I’m about a month out from showing Unfinished Sewing at Kresge Gallery (Lyons College), so I wanted to make a post documenting my progress. The teacher in me wants to mention that this is really helpful to studio practice. I take pictures while I’m working, not just of the thing I’m making, but also of what is happening around the room. It’s a lesson I’ve been slow to learn it. I can’t say I realized it on my own. During a particularly dry spell my second year of grad school, one of favorite professors, Barbara Kendrick, was visiting my studio. As I bullshitted nervously about what I had intended to do, she calmly looked around my studio, and, without a hint of scolding or condescension, suggested, “You should really think about photographing the things in this room.” She meant that the little things I was messing around with when I didn’t know what to do with the “real” work was actually pretty interesting. That’s a very funny thing that happens in a studio, when one is pacing like a caged animal and has a need to make things.
So, I thought it might be fun to post some of those images from January 2006 before posting the new studio images.

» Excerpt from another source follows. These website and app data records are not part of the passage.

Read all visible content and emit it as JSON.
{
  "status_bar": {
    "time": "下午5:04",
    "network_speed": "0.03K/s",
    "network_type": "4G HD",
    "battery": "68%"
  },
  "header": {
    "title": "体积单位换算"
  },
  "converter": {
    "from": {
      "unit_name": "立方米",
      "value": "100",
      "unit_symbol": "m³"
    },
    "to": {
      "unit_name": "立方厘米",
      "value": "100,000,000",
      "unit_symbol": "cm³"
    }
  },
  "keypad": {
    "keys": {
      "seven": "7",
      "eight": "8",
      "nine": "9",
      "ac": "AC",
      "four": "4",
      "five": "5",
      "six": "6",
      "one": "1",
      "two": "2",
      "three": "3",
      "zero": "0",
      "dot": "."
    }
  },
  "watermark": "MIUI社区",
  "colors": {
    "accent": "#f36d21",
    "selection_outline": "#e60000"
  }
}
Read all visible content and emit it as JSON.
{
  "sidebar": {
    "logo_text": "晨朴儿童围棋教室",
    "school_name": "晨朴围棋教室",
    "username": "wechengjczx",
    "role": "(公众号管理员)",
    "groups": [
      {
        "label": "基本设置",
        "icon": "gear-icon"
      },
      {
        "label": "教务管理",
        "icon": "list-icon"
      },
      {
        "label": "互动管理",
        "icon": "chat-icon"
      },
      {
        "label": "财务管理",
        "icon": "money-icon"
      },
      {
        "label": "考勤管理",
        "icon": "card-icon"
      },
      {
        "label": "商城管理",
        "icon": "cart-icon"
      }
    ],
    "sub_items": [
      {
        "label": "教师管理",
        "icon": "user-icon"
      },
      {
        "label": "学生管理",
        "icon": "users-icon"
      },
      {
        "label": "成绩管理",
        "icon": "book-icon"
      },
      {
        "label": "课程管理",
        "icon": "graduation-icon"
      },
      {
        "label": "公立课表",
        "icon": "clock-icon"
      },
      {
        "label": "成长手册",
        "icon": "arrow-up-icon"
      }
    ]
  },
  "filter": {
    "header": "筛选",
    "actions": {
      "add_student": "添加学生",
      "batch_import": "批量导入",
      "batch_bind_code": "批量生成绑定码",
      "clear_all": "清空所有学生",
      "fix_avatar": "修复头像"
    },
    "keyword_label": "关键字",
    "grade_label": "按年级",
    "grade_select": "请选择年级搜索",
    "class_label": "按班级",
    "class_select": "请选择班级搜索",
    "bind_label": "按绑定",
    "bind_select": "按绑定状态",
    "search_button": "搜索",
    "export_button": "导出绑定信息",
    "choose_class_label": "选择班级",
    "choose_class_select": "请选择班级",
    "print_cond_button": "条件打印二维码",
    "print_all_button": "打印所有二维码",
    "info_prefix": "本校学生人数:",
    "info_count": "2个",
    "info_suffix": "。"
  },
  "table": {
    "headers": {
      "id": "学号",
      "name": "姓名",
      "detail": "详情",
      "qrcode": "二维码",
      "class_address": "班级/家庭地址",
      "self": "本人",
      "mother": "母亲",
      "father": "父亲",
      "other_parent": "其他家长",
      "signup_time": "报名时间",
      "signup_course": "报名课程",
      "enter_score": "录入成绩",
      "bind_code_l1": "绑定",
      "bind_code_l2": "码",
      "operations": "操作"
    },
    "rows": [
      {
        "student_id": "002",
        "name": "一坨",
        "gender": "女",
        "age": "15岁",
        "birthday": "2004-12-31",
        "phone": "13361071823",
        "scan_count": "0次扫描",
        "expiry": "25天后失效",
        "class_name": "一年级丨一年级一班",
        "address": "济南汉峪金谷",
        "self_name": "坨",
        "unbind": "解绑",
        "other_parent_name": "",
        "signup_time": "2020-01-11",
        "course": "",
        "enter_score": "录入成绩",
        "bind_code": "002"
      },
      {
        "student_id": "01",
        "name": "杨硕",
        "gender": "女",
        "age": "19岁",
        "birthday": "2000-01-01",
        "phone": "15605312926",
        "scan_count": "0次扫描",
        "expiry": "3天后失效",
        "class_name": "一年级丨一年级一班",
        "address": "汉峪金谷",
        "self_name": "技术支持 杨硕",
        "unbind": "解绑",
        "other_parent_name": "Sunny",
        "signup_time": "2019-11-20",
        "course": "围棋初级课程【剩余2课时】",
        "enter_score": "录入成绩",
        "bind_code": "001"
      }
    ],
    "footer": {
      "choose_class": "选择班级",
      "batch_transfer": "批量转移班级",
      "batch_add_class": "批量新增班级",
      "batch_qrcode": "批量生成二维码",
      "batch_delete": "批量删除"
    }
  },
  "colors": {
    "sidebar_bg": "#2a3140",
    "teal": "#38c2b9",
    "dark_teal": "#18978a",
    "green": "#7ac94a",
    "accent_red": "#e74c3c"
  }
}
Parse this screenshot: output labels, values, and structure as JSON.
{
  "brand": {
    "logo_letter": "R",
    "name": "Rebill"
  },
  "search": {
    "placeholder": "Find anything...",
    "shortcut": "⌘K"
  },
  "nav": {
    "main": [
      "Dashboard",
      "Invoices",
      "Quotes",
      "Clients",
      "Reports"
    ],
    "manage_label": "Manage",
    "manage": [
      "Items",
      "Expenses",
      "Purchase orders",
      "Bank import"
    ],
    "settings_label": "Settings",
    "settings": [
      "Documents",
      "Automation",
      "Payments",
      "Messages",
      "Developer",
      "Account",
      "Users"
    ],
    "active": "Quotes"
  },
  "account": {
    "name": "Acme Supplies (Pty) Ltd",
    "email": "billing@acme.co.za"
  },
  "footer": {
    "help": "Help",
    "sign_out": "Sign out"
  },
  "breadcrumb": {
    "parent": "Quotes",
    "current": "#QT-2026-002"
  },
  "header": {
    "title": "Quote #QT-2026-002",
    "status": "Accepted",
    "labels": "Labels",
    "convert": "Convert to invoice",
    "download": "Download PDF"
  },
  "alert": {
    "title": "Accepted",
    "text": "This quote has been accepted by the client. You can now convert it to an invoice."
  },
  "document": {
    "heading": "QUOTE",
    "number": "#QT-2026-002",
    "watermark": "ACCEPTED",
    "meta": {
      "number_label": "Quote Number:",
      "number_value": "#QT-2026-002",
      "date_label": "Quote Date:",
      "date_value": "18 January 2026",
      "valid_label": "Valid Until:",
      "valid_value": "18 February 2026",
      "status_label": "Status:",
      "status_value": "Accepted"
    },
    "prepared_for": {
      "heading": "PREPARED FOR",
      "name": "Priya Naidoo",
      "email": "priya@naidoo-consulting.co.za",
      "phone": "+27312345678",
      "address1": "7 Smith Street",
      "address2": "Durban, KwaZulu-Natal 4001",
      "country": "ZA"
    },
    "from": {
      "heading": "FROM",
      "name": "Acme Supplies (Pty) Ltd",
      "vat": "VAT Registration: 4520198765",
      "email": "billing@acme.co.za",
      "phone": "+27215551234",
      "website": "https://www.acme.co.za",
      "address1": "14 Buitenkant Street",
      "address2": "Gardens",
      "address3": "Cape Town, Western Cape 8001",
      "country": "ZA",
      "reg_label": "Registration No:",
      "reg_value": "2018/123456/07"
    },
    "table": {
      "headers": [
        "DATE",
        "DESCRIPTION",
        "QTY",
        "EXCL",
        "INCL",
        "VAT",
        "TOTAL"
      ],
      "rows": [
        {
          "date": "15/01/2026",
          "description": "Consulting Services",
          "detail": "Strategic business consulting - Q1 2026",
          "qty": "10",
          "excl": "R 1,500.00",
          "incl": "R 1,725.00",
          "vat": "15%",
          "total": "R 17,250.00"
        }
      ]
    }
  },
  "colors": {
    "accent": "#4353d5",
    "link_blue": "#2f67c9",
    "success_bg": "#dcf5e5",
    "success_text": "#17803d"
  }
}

Thanks, again, Barbara.

Sewing batik to a lampshade for These Islands

Stuffed animal head turned inside out over resin bird figurine, painted with rubber

Embroidered figure that became my character Cloud

The full text, from a birthday card, “Hope you safe and sound with all my love, Oma”



Nest of pine needles displayed on shelves, later became part of All she wants to do is dance. Many of these things that were newborn little baby ideas from that studio are still populating my current studio and my drawings.
Okay, here’s some day one pics:





Day one started with a big clean-up. Every new project starts with cleaning and organizing my studio. Organizing is important because too little makes me frustrated when I can’t find something or there’s no clean space to work, but too much kind of stifles the way I sometimes put things together because they end of next to each other. So, I tend to “file” vertically, making little piles everywhere.
With this project, some of the “filing” was done for me by Helen Jeu. She had already created lots of small baggies of fabric scraps that she must have thought went together. Maybe each one was supposed to be a quilt square. I started, though, with a stack of pattern pieces that were too big for a baggie. There were two sides of a vest or robe pinned to a pattern she had drawn herself on freezer paper. It said’ “Cut 2 from Quilted Patchwork.” The other pieces of the pattern were either lost or were never drawn. I weighed trying to complete it with either one I made up, or a store-bought pattern. In the end, I decided to take it as it was and work with it like any other found image in a collage. I cut two pieces from the pattern and quilted it and patched it.
Boardwalk Empire fueled working through the first baggie. After I stitched together the first baggie, I decided to sew a little swatch of the fabric to a card and label it “Bag 1.” Then, I found where I had started cutting triangular wedges out of the fabric about a year ago and, lo and behold, there was another card inside with a swatch and a label, “Bag 1.” One of the false starts I had in completing this work. I’m very organized…and easily distracted.